Birthright Citizenship Isn’t Just the Law, It’s Crucial to Assimilation in the U.S

Far from ridiculous, it guarantees that immigrants and their children are woven tightly into the American fabric. Let’s keep it in place, and the 14th Amendment intact.
November 1, 2018 • Commentary
This article appeared on the Los Angeles Times on November 1, 2018.

In an Axios interview this week, President Trump said he planned to issue an executive order to repeal birthright citizenship, a law he described as “ridiculous.”

The legal argument against such a move is overwhelming: It would reverse about 1,000 years of Anglo‐​American common law and violate the 14th Amendment to the U.S. Constitution. Even worse, experience here and in Europe shows that ending birthright citizenship would limit how well immigrants and their descendants assimilate and become Americans.

Birthright citizenship — if you’re born here, you’re an American — means that every descendant of immigrants has a stake in this nation and does not grow up in a legal underclass. When the U.S.-born children of immigrants — those here with a green card or a specialized temporary work visa, those who arrived as refugees or, yes, those who are here illegally — become automatic citizens, they and their families also become part of the community. U.S. history shows it, and so does recent history in Germany.

Traditionally, German citizenship was a matter of blood. For the most part, your parents must have been German for you to be a full citizen. Those laws created an assimilation crisis. Guest worker programs in the 1950s, ’60s, and ’70s admitted a large number of Turks, Tunisians, Portuguese and others who were needed to work in the growing post‐​war economy. Despite German government intentions, many of these workers stayed on and had children, but the children weren’t automatically citizens.

The situation led to a few generations of resentful, displaced youths with only partial allegiance to the nation of their birth. Noncitizens born in Germany formed “parallel societies.” They were more prone to crime and political ideologies like radical Islamism or Kurdish nationalism. Their discontents have played out in German cities, most recently, in the form of Kurdish‐​German attacks on Turkish‐​German cultural centers.

The German Parliament took action to boost assimilation. In 1999, it extended citizenship to some children of non‐​Germans born on or after January 1, 2000 and a handful of those born in the previous decade. According to a growing body of academic evidence, the positive effect was indisputable.

Immigrant parents of children newly covered by birthright citizenship gained more German friends, spoke more German, and read German newspapers more than others. They enrolled their children in preschool at a higher rate and started them earlier in primary school, which prompted a rise in German language proficiency and a decrease in social and emotional problems.

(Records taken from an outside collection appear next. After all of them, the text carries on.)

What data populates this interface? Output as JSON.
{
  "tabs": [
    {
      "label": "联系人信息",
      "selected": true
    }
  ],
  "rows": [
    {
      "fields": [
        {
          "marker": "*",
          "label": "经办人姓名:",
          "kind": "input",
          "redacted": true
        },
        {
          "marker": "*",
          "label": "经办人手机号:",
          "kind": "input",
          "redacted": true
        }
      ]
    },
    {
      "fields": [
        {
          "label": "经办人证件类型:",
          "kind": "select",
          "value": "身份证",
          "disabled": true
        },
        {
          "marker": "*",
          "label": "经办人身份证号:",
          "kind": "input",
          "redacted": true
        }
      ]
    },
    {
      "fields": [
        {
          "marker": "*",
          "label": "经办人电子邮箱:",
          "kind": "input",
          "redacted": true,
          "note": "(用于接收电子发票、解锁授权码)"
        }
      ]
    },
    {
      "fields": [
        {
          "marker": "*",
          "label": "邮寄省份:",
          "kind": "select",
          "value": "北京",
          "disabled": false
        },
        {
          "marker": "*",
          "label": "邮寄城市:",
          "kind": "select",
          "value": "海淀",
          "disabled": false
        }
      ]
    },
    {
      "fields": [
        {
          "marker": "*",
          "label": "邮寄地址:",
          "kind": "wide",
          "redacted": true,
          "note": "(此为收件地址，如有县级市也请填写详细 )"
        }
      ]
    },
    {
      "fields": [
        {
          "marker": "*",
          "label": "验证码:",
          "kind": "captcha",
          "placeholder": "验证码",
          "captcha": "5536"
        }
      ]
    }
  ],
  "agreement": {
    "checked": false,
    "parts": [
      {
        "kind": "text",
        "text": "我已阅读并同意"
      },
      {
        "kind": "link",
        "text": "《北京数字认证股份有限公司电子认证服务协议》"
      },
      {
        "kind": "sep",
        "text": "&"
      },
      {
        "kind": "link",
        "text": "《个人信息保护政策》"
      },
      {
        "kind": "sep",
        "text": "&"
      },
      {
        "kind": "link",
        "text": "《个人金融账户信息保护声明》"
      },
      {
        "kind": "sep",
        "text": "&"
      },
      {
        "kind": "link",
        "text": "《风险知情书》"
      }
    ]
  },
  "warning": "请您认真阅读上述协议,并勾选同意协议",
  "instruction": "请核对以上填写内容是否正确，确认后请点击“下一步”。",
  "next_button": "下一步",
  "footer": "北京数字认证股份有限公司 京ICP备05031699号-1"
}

The fertility of immigrants with birthright‐​citizen children fell, childhood obesity among them was reduced, and other health measures improved. Immigrants and their children, especially women, began to marry later and less often, in a pattern similar to Germans. These women were also more likely to marry men who were not from their own country of origin — another sign of good social integration.

The National Academies of Sciences’ recent report on studies of immigrant assimilation in the United States starts from the position that birthright citizenship is fundamental to the nation: It “is one of the most powerful mechanisms of formal political and civic inclusion in the United States.”

Unfortunately, Trump and his party largely disagree.

About  62% of Republicans think that immigrants today are less willing to adapt to American life than immigrants were a century ago, compared with just 17% of Democrats who hold that view. The last time a poll on the citizenship question was taken, in 2015, about half of Republicans wanted to amend the Constitution to repeal birthright citizenship — and the more conservative members of the tea party favored repeal by an almost 20‐​point margin, 57% to 40%.

That makes conservative voices like those of Reihan Salam, author and National Review executive editor, all the more important. Salam favors birthright citizenship because otherwise we will be consumed by “the issues raised by creating a large class of stateless persons” born here without rights and no way to assimilate.

As University of Washington economist Jacob Vigdor summed up in his research on recent immigrants, fears of a lack of assimilation in the United States are overblown. “Basic indicators … from naturalization to English ability, are if anything stronger now than they were” in the Ellis Island era. The law guaranteeing birthright citizenship is part of the reason. Far from ridiculous, it guarantees that immigrants and their children are woven tightly into the American fabric. Let’s keep it in place, and the 14th Amendment intact.

About the Author
Alex Nowrasteh

Director of Immigration Studies and the Herbert A. Stiefel Center for Trade Policy Studies